In the records below, count every line that includes the word "icon". Provide the total alone.
/---
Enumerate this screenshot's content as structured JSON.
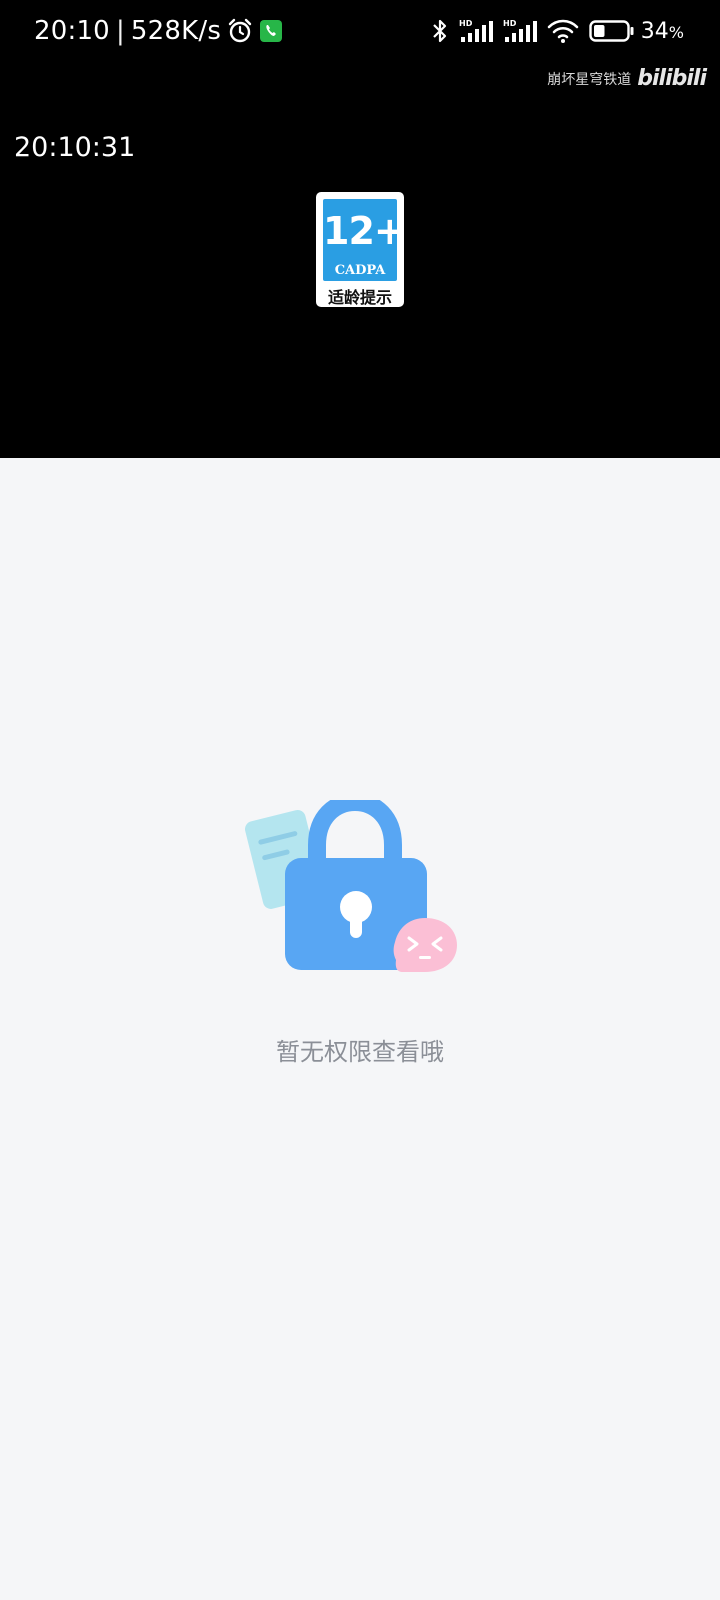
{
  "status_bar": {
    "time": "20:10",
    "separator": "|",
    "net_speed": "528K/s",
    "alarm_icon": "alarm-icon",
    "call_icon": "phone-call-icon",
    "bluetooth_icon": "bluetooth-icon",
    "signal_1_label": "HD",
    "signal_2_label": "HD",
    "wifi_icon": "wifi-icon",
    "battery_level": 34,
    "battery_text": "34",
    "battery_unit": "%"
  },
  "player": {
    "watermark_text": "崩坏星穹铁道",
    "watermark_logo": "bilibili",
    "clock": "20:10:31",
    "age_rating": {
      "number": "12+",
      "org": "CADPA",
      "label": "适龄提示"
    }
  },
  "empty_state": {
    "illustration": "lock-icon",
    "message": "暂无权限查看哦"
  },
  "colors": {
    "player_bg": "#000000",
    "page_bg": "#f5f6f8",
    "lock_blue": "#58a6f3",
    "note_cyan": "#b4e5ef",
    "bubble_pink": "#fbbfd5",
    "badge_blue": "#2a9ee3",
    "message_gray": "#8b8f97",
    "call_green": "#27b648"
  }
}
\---
● **WRITTEN ANSWER**:
5